July 10 (Bloomberg) -- Airbus Group NV is preparing to announce more fuel-efficient engines for its A330 jet at the Farnborough Air Show next week as it seeks to extend the popular wide-body’s lifespan, people with knowledge of the plans said.
The planemaker wants to introduce the revamped Neo model at the world’s largest aviation expo, said the people, who asked not to be identified because details are private. Airbus has lined up enough early buyers to proceed, including AirAsia Bhd and several lessors, two of the people said, though a final go-ahead requires board approval.
Building an upgraded variant of the twin-aisle A330 would echo Airbus’s approach in re-engining the narrow-body A320 into the A320neo, which has become the fastest-selling jetliner in history. While the A330 lacks the cutting-edge technology of Boeing Co.’s carbon-fiber 787 Dreamliner, the Airbus jet is cheaper to purchase after being in service for 20 years.
An Airbus spokesman said yesterday the Toulouse, France-based company had no comment ahead of an official decision. The Farnborough show in England begins July 14.
Airbus negotiated with Rolls-Royce Holdings Plc and General Electric Co. about powering the plane and has settled on offering engines solely from Rolls-Royce, two of the people said. A spokesman for the London-based company declined to comment.
The current A330 has a choice of engines from Fairfield, Connecticut-based GE, Rolls-Royce and the Pratt & Whitney unit of United Technologies Corp., though Rolls-Royce has won 80 percent of orders in recent years.
Airbus has open production slots for the twin-engine A330 starting in 2016. The costlier of the plane’s two passenger versions lists for $245.6 million, while the most-expensive 787 retails for $288.7 million, according to the planemakers’ price lists. Buyers typically get discounts.
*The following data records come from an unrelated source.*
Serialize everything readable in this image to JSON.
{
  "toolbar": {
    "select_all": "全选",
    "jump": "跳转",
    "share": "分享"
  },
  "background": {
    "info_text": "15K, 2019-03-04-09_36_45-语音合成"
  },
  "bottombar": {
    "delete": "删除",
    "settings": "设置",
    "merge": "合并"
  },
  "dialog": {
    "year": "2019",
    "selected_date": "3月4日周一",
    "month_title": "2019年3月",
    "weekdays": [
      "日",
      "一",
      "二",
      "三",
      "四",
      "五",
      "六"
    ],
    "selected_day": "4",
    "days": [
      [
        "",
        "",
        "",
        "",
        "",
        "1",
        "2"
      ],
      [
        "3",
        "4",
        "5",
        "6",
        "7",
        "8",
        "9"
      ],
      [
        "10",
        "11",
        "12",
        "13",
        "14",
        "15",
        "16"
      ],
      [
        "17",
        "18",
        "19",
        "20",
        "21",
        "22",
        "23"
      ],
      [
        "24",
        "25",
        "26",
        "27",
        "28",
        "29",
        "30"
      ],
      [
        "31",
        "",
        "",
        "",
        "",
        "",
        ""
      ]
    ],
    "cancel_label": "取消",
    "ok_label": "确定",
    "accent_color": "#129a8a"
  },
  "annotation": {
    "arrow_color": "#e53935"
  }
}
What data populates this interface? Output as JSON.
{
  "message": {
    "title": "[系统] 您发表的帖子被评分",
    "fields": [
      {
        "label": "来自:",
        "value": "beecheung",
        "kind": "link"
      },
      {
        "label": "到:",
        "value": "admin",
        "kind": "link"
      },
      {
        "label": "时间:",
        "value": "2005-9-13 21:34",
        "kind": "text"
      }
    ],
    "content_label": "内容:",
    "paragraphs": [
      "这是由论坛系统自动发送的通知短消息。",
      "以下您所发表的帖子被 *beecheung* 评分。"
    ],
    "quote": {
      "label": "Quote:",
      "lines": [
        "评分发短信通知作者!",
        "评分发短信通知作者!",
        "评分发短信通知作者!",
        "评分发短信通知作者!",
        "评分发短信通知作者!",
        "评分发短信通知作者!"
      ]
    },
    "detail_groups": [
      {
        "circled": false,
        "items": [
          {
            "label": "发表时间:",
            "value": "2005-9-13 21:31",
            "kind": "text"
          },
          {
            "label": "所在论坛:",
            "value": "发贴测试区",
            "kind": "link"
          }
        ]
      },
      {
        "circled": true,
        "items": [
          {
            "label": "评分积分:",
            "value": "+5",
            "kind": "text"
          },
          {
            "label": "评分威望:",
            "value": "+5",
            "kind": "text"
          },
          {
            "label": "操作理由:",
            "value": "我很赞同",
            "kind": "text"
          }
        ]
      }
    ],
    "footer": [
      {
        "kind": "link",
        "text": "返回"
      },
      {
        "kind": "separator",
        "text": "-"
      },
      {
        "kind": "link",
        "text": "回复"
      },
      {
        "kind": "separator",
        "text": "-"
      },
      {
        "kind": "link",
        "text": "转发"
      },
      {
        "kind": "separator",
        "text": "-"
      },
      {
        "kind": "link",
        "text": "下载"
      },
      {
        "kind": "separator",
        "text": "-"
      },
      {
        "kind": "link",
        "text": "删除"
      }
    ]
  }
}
Rejuvenating the A330 may make the aircraft a viable alternative to Airbus’s planned A350-800, which has been selling poorly and losing orders to the larger A350-900. Airbus has encouraged customers to select bigger, more expensive versions of its latest wide-body, which will be handed over to the first commercial customer this year.
John Leahy, Airbus’s chief operating officer and lead salesman, said in June that the company could sell more than 1,000 A330Neos were the plane to go ahead.
Buyers could include carriers operating transcontinental U.S. routes and services across the Atlantic which need planes quicker than the 787 is available, as well as Sepang, Malaysia-based AirAsia, where Chief Executive Officer Tony Fernandes says an updated A330 would be a “killer” model that would make long-haul discount flights viable.